Dividing Labor for Production Control: Thomas Ince and the Rise of the Studio System1

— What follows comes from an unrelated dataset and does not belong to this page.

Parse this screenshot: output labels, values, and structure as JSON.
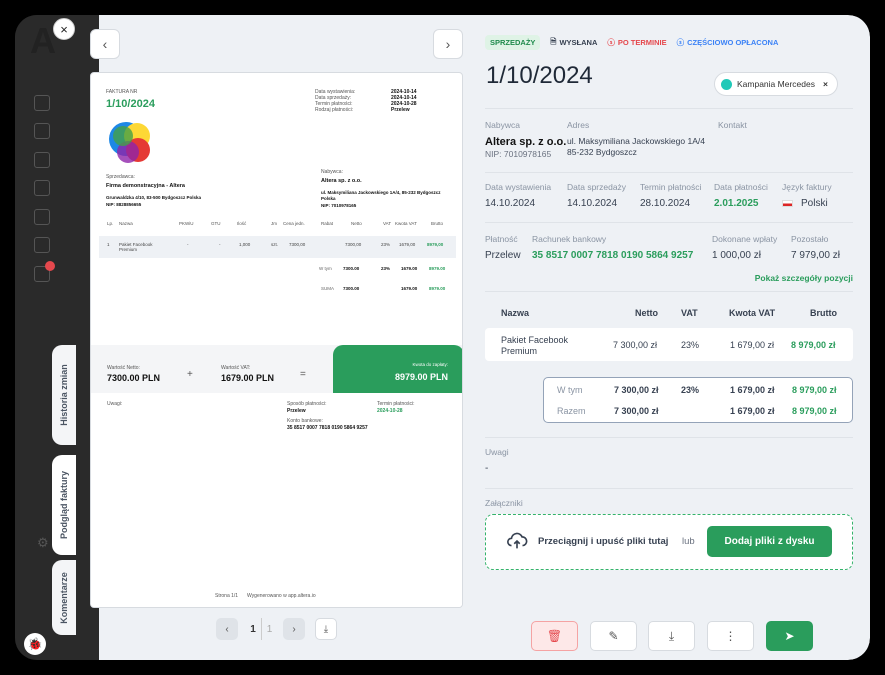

Thomas Ince was a classic case of a stage actor who, during a brief period of unemployment in 1910, turned to the fledgling movies as a source of income. Yet his long-term impact on filmmaking would be very great indeed. Working first for IMP and then Biograph, he returned to IMP when promised a chance to direct. He completed his first film in December 1910. Ince soon tired of the one-reel format, however, and accepted a position in the fall of 1911 to direct for Adam Kessel and Charles Bauman's New York Motion Picture Company. He headed for Edendale, California, where a small group of people were already making films. The studio at that time was a converted grocery store: one stage (without even a muslin overhang), a scene dock, a small lab and office, and a bungalow that served as a dressing room. Ince wrote, directed, and cut his first film within one week.2 From these beginnings, by 1913 he had a fully developed continuity-script procedure; by 1916, a $500,000 studio on 43 acres of land with concrete buildings. There were a 165-foot electrically lit building (which was unique); eight stages measuring 60 by 150 feet; an administration building for the executive and scenario departments; property, carpenter, plumbing, and costume rooms; a restaurant and commissary; 300 dressing rooms; a hothouse; a natatorium; and 1,000 employees and a studio structure essentially like that associated with the big-studio period of later years.3 Why?

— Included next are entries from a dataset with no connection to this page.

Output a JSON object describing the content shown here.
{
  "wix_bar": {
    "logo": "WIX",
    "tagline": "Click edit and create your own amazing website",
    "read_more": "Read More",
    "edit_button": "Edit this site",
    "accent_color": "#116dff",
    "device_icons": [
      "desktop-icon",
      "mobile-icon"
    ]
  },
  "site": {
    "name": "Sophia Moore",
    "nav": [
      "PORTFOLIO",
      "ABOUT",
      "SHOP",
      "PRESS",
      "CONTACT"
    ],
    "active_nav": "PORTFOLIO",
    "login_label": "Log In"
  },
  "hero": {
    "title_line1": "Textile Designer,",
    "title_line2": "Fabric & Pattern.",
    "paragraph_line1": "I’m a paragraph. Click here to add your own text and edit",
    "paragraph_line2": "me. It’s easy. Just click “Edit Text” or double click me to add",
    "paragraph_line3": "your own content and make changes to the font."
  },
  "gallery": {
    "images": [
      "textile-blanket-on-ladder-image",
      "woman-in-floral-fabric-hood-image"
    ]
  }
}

Earlier historians have provided only partial answers. Lewis Jacobs attributes Ince's innovations to the need to standardize large-scale produc-